▶ **EXERCISE PROMPT**:
Write out all the data below exactly.

▶ **Website and app data records**:

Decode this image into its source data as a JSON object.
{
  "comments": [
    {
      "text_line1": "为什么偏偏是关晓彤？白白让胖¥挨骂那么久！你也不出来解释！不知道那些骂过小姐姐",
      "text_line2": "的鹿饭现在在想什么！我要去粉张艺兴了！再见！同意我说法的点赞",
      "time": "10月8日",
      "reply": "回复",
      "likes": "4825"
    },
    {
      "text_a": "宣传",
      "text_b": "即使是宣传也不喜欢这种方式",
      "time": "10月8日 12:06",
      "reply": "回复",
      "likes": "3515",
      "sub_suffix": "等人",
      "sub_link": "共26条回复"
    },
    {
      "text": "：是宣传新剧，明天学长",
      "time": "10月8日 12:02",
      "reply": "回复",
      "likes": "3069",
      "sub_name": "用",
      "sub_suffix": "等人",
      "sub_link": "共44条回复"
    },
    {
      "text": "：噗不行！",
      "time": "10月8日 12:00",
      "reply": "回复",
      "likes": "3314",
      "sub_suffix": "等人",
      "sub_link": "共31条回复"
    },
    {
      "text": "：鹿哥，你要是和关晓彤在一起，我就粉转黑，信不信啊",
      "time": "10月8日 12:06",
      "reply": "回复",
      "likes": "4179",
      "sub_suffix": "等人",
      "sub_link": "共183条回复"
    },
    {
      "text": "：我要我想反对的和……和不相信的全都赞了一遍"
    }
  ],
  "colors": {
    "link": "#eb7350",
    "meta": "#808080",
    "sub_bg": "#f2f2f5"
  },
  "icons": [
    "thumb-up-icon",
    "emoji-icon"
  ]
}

▶ **WRITTEN SOLUTION**:
Decode this image into its source data as a JSON object.
{
  "comments": [
    {
      "text_line1": "为什么偏偏是关晓彤？白白让胖¥挨骂那么久！你也不出来解释！不知道那些骂过小姐姐",
      "text_line2": "的鹿饭现在在想什么！我要去粉张艺兴了！再见！同意我说法的点赞",
      "time": "10月8日",
      "reply": "回复",
      "likes": "4825"
    },
    {
      "text_a": "宣传",
      "text_b": "即使是宣传也不喜欢这种方式",
      "time": "10月8日 12:06",
      "reply": "回复",
      "likes": "3515",
      "sub_suffix": "等人",
      "sub_link": "共26条回复"
    },
    {
      "text": "：是宣传新剧，明天学长",
      "time": "10月8日 12:02",
      "reply": "回复",
      "likes": "3069",
      "sub_name": "用",
      "sub_suffix": "等人",
      "sub_link": "共44条回复"
    },
    {
      "text": "：噗不行！",
      "time": "10月8日 12:00",
      "reply": "回复",
      "likes": "3314",
      "sub_suffix": "等人",
      "sub_link": "共31条回复"
    },
    {
      "text": "：鹿哥，你要是和关晓彤在一起，我就粉转黑，信不信啊",
      "time": "10月8日 12:06",
      "reply": "回复",
      "likes": "4179",
      "sub_suffix": "等人",
      "sub_link": "共183条回复"
    },
    {
      "text": "：我要我想反对的和……和不相信的全都赞了一遍"
    }
  ],
  "colors": {
    "link": "#eb7350",
    "meta": "#808080",
    "sub_bg": "#f2f2f5"
  },
  "icons": [
    "thumb-up-icon",
    "emoji-icon"
  ]
}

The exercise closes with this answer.